### Problem details
Only the lines that include "район" should be copied from the data below.

### Provided records

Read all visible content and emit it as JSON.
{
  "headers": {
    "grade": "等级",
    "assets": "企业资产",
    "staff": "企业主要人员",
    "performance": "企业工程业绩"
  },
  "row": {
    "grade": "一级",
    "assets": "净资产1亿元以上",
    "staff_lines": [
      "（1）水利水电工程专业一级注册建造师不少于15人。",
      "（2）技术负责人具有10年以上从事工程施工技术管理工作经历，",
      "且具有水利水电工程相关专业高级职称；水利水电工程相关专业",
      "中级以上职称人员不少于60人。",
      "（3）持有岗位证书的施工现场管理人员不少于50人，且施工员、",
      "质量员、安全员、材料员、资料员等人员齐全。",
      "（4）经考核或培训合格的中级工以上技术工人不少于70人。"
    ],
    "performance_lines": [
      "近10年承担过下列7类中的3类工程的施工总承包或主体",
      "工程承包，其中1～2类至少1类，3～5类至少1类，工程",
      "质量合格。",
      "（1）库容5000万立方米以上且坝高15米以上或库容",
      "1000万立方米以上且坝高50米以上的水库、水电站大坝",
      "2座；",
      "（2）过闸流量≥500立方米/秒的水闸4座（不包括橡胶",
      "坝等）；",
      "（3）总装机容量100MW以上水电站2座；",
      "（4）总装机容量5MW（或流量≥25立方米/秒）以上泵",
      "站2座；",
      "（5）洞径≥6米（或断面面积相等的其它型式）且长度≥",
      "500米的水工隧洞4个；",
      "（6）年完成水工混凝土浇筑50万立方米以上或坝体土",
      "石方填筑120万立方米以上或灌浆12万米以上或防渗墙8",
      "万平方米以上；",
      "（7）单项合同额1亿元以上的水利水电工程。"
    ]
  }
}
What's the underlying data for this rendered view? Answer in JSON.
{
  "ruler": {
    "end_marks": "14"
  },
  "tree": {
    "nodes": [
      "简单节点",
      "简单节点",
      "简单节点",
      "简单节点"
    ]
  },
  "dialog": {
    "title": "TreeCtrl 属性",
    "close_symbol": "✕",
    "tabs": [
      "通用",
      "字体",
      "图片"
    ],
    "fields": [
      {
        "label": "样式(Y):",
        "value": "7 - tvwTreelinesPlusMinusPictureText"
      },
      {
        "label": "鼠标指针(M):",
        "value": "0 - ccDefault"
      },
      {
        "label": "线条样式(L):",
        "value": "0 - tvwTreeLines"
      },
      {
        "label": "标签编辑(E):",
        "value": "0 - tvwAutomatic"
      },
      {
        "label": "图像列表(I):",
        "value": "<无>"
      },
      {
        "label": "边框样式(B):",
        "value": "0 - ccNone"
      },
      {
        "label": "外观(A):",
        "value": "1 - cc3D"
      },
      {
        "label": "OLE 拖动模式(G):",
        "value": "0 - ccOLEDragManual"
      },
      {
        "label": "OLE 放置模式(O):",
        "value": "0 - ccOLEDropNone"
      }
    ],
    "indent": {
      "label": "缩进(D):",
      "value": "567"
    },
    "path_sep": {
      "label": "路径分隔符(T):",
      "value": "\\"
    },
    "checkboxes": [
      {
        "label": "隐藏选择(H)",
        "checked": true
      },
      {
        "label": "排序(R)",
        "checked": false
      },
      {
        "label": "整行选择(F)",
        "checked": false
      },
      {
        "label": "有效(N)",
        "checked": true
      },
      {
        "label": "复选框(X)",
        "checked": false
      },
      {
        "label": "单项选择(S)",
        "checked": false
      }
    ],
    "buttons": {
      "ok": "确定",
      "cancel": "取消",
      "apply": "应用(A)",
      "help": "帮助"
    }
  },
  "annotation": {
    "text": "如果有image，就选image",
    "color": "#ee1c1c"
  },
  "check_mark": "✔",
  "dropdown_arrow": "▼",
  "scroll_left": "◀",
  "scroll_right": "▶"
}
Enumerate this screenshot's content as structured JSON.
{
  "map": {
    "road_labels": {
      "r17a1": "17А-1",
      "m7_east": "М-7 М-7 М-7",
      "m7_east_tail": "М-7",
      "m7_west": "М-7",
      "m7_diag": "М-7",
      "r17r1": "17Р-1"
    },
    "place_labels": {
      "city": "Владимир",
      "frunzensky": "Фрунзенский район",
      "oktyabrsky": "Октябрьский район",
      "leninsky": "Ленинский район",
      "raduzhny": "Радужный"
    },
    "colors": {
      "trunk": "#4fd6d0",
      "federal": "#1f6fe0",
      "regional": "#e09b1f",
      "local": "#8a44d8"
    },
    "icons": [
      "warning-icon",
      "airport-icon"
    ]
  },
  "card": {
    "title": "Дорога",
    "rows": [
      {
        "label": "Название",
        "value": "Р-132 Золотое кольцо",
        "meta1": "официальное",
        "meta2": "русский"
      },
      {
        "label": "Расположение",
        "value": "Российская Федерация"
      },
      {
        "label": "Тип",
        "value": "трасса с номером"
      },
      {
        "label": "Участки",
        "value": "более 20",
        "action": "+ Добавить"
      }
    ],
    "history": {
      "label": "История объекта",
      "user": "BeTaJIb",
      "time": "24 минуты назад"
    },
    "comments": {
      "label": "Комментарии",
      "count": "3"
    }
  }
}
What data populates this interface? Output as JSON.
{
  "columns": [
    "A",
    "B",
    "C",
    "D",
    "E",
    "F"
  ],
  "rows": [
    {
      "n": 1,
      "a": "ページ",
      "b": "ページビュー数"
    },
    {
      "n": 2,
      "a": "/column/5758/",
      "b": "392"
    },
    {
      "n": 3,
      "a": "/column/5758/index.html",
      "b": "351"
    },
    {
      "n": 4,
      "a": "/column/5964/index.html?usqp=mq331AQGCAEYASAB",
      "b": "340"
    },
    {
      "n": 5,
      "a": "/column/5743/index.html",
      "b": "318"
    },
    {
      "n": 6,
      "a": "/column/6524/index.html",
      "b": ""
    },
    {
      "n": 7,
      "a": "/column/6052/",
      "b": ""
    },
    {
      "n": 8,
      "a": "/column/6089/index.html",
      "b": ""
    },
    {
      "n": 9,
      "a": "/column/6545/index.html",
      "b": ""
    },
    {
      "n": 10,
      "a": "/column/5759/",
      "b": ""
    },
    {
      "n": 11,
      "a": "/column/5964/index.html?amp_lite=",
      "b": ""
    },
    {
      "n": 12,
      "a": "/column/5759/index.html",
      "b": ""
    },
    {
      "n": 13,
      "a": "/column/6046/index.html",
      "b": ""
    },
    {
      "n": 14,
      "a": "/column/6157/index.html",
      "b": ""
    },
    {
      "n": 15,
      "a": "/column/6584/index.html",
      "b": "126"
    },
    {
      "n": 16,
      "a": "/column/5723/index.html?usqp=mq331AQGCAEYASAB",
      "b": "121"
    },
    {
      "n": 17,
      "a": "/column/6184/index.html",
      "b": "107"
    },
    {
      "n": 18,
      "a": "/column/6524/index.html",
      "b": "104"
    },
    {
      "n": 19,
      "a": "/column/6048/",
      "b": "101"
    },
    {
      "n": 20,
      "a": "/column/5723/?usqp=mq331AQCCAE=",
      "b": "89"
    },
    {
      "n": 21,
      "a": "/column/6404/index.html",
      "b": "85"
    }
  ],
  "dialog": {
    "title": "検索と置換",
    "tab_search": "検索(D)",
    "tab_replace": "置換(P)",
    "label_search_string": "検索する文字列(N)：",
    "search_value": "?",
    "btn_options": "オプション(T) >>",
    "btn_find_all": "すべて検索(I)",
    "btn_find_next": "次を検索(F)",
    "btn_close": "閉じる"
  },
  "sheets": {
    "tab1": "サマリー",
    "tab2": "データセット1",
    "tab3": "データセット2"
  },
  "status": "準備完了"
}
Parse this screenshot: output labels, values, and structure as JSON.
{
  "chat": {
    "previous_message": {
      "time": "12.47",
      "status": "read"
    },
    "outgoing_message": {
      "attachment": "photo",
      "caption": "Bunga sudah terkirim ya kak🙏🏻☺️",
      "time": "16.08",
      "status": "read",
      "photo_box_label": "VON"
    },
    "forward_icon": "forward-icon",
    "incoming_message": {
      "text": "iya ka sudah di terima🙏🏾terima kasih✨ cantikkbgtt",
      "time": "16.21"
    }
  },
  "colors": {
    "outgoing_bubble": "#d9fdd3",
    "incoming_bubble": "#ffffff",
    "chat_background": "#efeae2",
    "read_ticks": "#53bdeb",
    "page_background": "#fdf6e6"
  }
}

### Task output
      "frunzensky": "Фрунзенский район",
      "oktyabrsky": "Октябрьский район",
      "leninsky": "Ленинский район",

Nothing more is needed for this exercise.